--- What to work on ---
Output all entries verbatim, dropping pictures.

--- Material for this exercise ---
==*==
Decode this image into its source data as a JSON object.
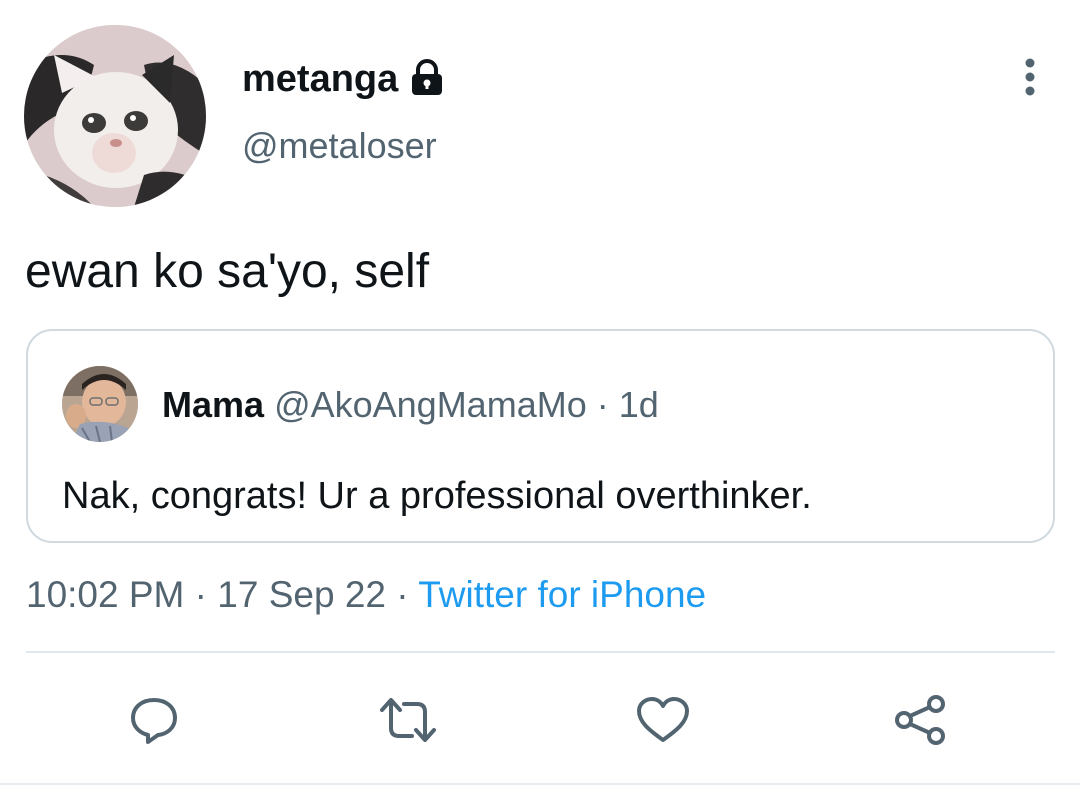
{
  "author": {
    "display_name": "metanga",
    "handle": "@metaloser",
    "protected": true
  },
  "icons": {
    "lock": "lock-icon",
    "more": "more-options-icon",
    "reply": "reply-icon",
    "retweet": "retweet-icon",
    "like": "heart-icon",
    "share": "share-icon"
  },
  "tweet": {
    "text": "ewan ko sa'yo, self"
  },
  "quoted_tweet": {
    "display_name": "Mama",
    "handle": "@AkoAngMamaMo",
    "separator": "·",
    "time": "1d",
    "text": "Nak, congrats! Ur a professional overthinker."
  },
  "meta": {
    "time": "10:02 PM",
    "separator": "·",
    "date": "17 Sep 22",
    "source": "Twitter for iPhone"
  },
  "colors": {
    "text_primary": "#0f1419",
    "text_secondary": "#536471",
    "link": "#1d9bf0",
    "border": "#cfd9de",
    "icon": "#536471"
  }
}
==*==
--- Solution below ---
Decode this image into its source data as a JSON object.
{
  "author": {
    "display_name": "metanga",
    "handle": "@metaloser",
    "protected": true
  },
  "icons": {
    "lock": "lock-icon",
    "more": "more-options-icon",
    "reply": "reply-icon",
    "retweet": "retweet-icon",
    "like": "heart-icon",
    "share": "share-icon"
  },
  "tweet": {
    "text": "ewan ko sa'yo, self"
  },
  "quoted_tweet": {
    "display_name": "Mama",
    "handle": "@AkoAngMamaMo",
    "separator": "·",
    "time": "1d",
    "text": "Nak, congrats! Ur a professional overthinker."
  },
  "meta": {
    "time": "10:02 PM",
    "separator": "·",
    "date": "17 Sep 22",
    "source": "Twitter for iPhone"
  },
  "colors": {
    "text_primary": "#0f1419",
    "text_secondary": "#536471",
    "link": "#1d9bf0",
    "border": "#cfd9de",
    "icon": "#536471"
  }
}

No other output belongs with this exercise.